Mario:      I just had a meeting with Cedric the Entertainer.  Heís producing a movie.  The movie is about a young man who wants to dance.  And this is his first love.  It kind of takes me out of who I am, being Mario.  It still shows the musician side, you know.  His father wants him to be a preacher.  Heís like, 'No'.  The storyline is a young man growing into his manhood and making his own decisions.  Of course it has a lot of different storylines.  Life, growing up in the urban world.  I think itís going to be a hot movie.  I have to finish reading the script though.  I havenít finished reading it. 


LE:             OK, so I dropped a couple of Canadian artists names on you last time.  I think that you knew Glenn Lewis and k-os.  I had told you to check out Keshia Chante Ė did you get a chance to?


Mario:      Yes, I have checked out Keshia Chante. 
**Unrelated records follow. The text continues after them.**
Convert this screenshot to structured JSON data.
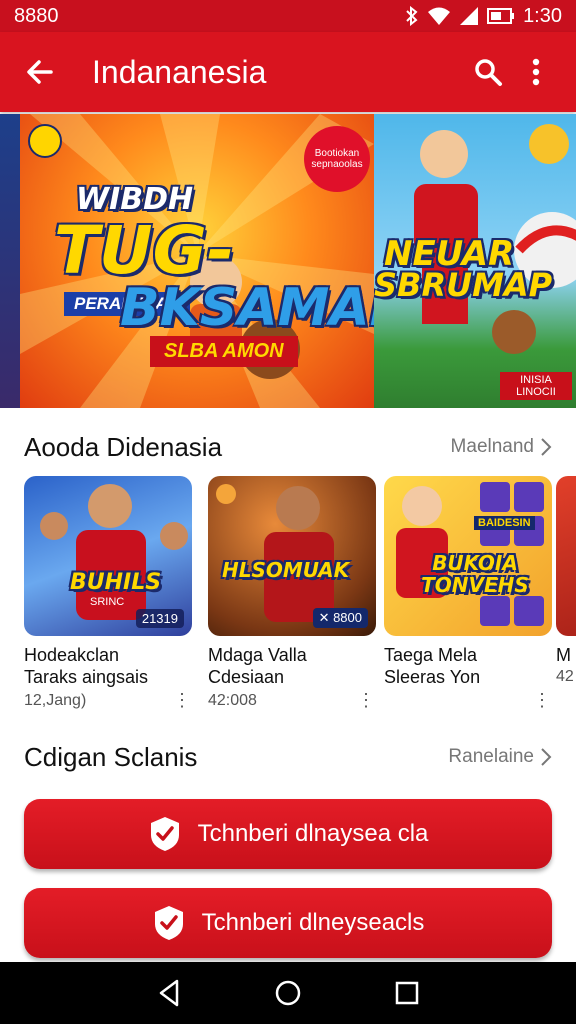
{
  "statusbar": {
    "time_left": "8880",
    "time_right": "1:30"
  },
  "appbar": {
    "title": "Indananesia",
    "icons": [
      "back-arrow-icon",
      "search-icon",
      "more-vert-icon"
    ]
  },
  "banner": {
    "main": {
      "line1": "WIBDH",
      "line2": "TUG-",
      "line3": "PERAIAHIAR",
      "line4": "BKSAMAN",
      "line5": "SLBA AMON",
      "bubble": "Bootiokan sepnaoolas"
    },
    "side": {
      "line1": "NEUAR",
      "line2": "SBRUMAP",
      "tag": "INISIA LINOCII"
    }
  },
  "section1": {
    "title": "Aooda Didenasia",
    "more": "Maelnand"
  },
  "cards": [
    {
      "thumb_title": "BUHILS",
      "thumb_sub": "SRINC",
      "badge": "21319",
      "line1": "Hodeakclan",
      "line2": "Taraks aingsais",
      "meta": "12,Jang)"
    },
    {
      "thumb_title": "HLSOMUAK",
      "badge": "✕ 8800",
      "line1": "Mdaga Valla",
      "line2": "Cdesiaan",
      "meta": "42:008"
    },
    {
      "thumb_title": "BUKOIA TONVEHS",
      "thumb_sub": "BAIDESIN",
      "line1": "Taega Mela",
      "line2": "Sleeras Yon",
      "meta": ""
    },
    {
      "line1": "M",
      "line2": "",
      "meta": "42"
    }
  ],
  "section2": {
    "title": "Cdigan Sclanis",
    "more": "Ranelaine"
  },
  "buttons": [
    {
      "label": "Tchnberi dlnaysea cla"
    },
    {
      "label": "Tchnberi dlneyseacls"
    }
  ],
  "colors": {
    "brand_red": "#d9141f",
    "nav_black": "#000000"
  }
}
LE:             What would you say if she said she might interested in doing a duet with you?  What would you say to that?


Mario:      Oh yeah?  We could work something out.  Absolutely.  One of my dancers used to dance with her, heís from Toronto.  Marky D.  He was in my first video.  One of my choreographers too.  Luther Brown.  And Little X shot the video for Let Me Love You.  Very good people. 


LE:            What are your goals, now that all this has happened.  What do you want for you?


Mario:      I definitely want to have my own tour sometime soon.  Iím actually performing on the tour with Destinyís Child overseas and a couple of tours in the States.  I think that starts in April.  And like I said, I want to do the movie thing.  I have to get into movies.  Thatís my next step.  I canít wait for this new video to come out for How Could You.  Itís incredible.  Benny Boom shot the video - incredible video.  Itís a very strong song.  I want to have my own artists in the future and develop them.  That would have to be far in the future but thatís one of my goals. 


                    I always want to be known first of all as a humble person, God-fearing.  Next, a real true artist.  You know how they still talk about Sam (Cooke), Marvin (Gaye), Stevie Wonder, Al Green, Frank Sinatra and Nat King Cole.  Thatís how I want to be remembered. 


LE:            I think youíre well on your way.  Do you have a message for your fans in Toronto?


Mario:      First of all, I want to say I love Toronto.  I think the women here are absolutely gorgeous and theyíre very confident and they know what they want.  Iím a single man.  Iím just looking for someone to let me love them. 

My oh my ladies.  This oneís a charmer which is definitely part of his appeal but he seems to be completely accepted by the guys too Ė a difficult task.  But Marioís warm personality and gracious spirit carries him through and leaves a lasting impression.  I predict that in the years to come we will still be singing the songs from his album, Turning Point.


Special thanks to Sean Cordner of BMG/Sony for this opportunity.